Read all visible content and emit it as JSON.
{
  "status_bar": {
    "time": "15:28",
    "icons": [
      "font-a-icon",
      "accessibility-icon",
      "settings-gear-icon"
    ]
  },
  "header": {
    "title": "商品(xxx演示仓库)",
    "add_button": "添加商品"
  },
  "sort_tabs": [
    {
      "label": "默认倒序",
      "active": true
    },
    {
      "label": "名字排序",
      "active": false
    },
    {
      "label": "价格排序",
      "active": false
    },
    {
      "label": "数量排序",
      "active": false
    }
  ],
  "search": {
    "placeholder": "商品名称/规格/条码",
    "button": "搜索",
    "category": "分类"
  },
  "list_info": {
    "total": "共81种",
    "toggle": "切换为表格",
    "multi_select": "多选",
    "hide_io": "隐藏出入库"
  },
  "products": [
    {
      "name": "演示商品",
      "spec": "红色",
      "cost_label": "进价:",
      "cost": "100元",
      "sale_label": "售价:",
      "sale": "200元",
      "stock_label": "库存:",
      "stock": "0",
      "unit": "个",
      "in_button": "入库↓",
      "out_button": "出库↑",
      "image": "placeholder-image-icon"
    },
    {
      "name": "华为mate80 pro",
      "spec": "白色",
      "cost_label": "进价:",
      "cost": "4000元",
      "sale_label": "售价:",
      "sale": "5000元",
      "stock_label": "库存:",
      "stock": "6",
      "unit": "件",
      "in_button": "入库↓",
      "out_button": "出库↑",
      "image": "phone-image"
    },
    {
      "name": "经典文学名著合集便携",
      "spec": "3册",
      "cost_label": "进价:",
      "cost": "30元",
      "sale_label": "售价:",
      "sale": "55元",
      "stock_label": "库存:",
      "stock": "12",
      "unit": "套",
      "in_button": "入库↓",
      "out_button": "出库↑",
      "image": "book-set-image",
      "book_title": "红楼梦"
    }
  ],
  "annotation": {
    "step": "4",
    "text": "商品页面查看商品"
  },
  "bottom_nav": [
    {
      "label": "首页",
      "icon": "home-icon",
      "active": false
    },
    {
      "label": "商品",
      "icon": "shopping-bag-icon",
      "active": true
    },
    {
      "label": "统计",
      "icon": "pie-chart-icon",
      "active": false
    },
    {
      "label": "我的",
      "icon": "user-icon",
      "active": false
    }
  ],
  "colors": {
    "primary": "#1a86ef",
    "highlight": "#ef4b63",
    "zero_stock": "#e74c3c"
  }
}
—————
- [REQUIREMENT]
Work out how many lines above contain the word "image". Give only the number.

- [EXPECTED OUTPUT]
3